• Your goal: Compute how many lines in the entries below contain "title", and output nothing but the number.

-- Dataset excerpts follows --

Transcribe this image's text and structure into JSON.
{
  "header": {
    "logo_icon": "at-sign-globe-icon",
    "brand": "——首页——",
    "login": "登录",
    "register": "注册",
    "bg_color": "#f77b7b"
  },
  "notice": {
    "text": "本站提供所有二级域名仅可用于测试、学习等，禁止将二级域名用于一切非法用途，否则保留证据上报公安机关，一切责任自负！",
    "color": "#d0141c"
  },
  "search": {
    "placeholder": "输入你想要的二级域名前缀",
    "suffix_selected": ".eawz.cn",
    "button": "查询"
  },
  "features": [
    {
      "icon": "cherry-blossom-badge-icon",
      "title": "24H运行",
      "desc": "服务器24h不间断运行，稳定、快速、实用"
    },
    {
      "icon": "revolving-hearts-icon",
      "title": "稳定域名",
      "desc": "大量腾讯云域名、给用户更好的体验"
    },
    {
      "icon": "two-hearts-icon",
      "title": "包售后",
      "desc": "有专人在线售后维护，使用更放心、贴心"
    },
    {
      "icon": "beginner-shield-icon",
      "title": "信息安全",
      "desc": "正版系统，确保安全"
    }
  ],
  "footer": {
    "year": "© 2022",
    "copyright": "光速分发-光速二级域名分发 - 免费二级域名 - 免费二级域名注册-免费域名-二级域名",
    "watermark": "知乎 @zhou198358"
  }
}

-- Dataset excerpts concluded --

• Answer: 4